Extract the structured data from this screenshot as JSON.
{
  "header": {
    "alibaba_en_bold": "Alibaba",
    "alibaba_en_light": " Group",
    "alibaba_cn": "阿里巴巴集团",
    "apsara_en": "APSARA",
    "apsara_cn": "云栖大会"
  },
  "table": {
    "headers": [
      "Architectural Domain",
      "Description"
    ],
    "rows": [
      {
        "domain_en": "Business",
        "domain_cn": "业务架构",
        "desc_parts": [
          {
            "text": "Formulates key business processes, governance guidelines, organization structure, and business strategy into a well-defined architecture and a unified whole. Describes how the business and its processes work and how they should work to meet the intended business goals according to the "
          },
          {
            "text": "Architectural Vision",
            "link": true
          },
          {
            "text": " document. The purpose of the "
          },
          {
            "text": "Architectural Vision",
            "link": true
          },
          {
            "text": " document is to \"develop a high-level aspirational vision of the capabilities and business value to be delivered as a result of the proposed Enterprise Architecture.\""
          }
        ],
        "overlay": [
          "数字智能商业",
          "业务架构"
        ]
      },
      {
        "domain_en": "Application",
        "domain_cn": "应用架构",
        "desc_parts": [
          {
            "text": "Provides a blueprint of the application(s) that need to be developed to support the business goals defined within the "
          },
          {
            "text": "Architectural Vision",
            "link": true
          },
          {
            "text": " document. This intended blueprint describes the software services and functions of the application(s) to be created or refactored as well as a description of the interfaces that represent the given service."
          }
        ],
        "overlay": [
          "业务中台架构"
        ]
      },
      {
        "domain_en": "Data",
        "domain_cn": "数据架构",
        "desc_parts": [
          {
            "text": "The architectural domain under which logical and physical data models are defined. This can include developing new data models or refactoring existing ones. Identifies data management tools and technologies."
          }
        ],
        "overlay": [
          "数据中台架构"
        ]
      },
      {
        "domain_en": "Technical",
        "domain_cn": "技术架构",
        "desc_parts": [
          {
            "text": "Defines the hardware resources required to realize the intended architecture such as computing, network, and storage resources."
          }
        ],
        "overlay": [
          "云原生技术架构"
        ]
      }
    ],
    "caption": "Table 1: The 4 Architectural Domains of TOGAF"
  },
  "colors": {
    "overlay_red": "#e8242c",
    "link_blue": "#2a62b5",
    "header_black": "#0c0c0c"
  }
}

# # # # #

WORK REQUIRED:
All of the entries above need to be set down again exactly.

WRITTEN ANSWER:
Extract the structured data from this screenshot as JSON.
{
  "header": {
    "alibaba_en_bold": "Alibaba",
    "alibaba_en_light": " Group",
    "alibaba_cn": "阿里巴巴集团",
    "apsara_en": "APSARA",
    "apsara_cn": "云栖大会"
  },
  "table": {
    "headers": [
      "Architectural Domain",
      "Description"
    ],
    "rows": [
      {
        "domain_en": "Business",
        "domain_cn": "业务架构",
        "desc_parts": [
          {
            "text": "Formulates key business processes, governance guidelines, organization structure, and business strategy into a well-defined architecture and a unified whole. Describes how the business and its processes work and how they should work to meet the intended business goals according to the "
          },
          {
            "text": "Architectural Vision",
            "link": true
          },
          {
            "text": " document. The purpose of the "
          },
          {
            "text": "Architectural Vision",
            "link": true
          },
          {
            "text": " document is to \"develop a high-level aspirational vision of the capabilities and business value to be delivered as a result of the proposed Enterprise Architecture.\""
          }
        ],
        "overlay": [
          "数字智能商业",
          "业务架构"
        ]
      },
      {
        "domain_en": "Application",
        "domain_cn": "应用架构",
        "desc_parts": [
          {
            "text": "Provides a blueprint of the application(s) that need to be developed to support the business goals defined within the "
          },
          {
            "text": "Architectural Vision",
            "link": true
          },
          {
            "text": " document. This intended blueprint describes the software services and functions of the application(s) to be created or refactored as well as a description of the interfaces that represent the given service."
          }
        ],
        "overlay": [
          "业务中台架构"
        ]
      },
      {
        "domain_en": "Data",
        "domain_cn": "数据架构",
        "desc_parts": [
          {
            "text": "The architectural domain under which logical and physical data models are defined. This can include developing new data models or refactoring existing ones. Identifies data management tools and technologies."
          }
        ],
        "overlay": [
          "数据中台架构"
        ]
      },
      {
        "domain_en": "Technical",
        "domain_cn": "技术架构",
        "desc_parts": [
          {
            "text": "Defines the hardware resources required to realize the intended architecture such as computing, network, and storage resources."
          }
        ],
        "overlay": [
          "云原生技术架构"
        ]
      }
    ],
    "caption": "Table 1: The 4 Architectural Domains of TOGAF"
  },
  "colors": {
    "overlay_red": "#e8242c",
    "link_blue": "#2a62b5",
    "header_black": "#0c0c0c"
  }
}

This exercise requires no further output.